DATA SUPPLIED
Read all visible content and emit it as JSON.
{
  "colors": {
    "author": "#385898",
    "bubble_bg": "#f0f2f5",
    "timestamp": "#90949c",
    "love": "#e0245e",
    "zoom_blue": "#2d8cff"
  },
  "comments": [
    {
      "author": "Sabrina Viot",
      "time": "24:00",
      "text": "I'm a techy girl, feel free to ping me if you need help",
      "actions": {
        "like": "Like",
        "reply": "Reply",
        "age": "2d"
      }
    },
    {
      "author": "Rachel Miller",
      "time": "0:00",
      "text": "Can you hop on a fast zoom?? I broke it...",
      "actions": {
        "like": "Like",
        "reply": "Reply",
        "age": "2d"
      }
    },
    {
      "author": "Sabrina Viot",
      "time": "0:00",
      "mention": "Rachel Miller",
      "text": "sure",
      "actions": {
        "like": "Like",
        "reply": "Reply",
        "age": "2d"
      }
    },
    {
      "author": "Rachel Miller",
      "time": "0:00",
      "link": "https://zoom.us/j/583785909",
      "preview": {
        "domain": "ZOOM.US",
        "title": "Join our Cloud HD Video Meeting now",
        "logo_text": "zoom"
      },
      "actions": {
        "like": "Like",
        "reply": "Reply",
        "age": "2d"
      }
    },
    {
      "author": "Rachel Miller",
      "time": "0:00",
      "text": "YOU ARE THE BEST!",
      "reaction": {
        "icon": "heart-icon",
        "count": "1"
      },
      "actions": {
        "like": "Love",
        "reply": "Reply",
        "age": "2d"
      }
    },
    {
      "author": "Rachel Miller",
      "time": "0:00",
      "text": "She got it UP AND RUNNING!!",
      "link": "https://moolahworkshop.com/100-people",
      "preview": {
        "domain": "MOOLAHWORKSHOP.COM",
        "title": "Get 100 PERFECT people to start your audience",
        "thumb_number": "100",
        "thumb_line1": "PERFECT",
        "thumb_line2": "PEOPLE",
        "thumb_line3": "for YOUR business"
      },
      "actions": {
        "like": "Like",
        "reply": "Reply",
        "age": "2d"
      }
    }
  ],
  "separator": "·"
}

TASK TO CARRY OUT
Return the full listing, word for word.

SOLUTION FOR THIS EXERCISE
Read all visible content and emit it as JSON.
{
  "colors": {
    "author": "#385898",
    "bubble_bg": "#f0f2f5",
    "timestamp": "#90949c",
    "love": "#e0245e",
    "zoom_blue": "#2d8cff"
  },
  "comments": [
    {
      "author": "Sabrina Viot",
      "time": "24:00",
      "text": "I'm a techy girl, feel free to ping me if you need help",
      "actions": {
        "like": "Like",
        "reply": "Reply",
        "age": "2d"
      }
    },
    {
      "author": "Rachel Miller",
      "time": "0:00",
      "text": "Can you hop on a fast zoom?? I broke it...",
      "actions": {
        "like": "Like",
        "reply": "Reply",
        "age": "2d"
      }
    },
    {
      "author": "Sabrina Viot",
      "time": "0:00",
      "mention": "Rachel Miller",
      "text": "sure",
      "actions": {
        "like": "Like",
        "reply": "Reply",
        "age": "2d"
      }
    },
    {
      "author": "Rachel Miller",
      "time": "0:00",
      "link": "https://zoom.us/j/583785909",
      "preview": {
        "domain": "ZOOM.US",
        "title": "Join our Cloud HD Video Meeting now",
        "logo_text": "zoom"
      },
      "actions": {
        "like": "Like",
        "reply": "Reply",
        "age": "2d"
      }
    },
    {
      "author": "Rachel Miller",
      "time": "0:00",
      "text": "YOU ARE THE BEST!",
      "reaction": {
        "icon": "heart-icon",
        "count": "1"
      },
      "actions": {
        "like": "Love",
        "reply": "Reply",
        "age": "2d"
      }
    },
    {
      "author": "Rachel Miller",
      "time": "0:00",
      "text": "She got it UP AND RUNNING!!",
      "link": "https://moolahworkshop.com/100-people",
      "preview": {
        "domain": "MOOLAHWORKSHOP.COM",
        "title": "Get 100 PERFECT people to start your audience",
        "thumb_number": "100",
        "thumb_line1": "PERFECT",
        "thumb_line2": "PEOPLE",
        "thumb_line3": "for YOUR business"
      },
      "actions": {
        "like": "Like",
        "reply": "Reply",
        "age": "2d"
      }
    }
  ],
  "separator": "·"
}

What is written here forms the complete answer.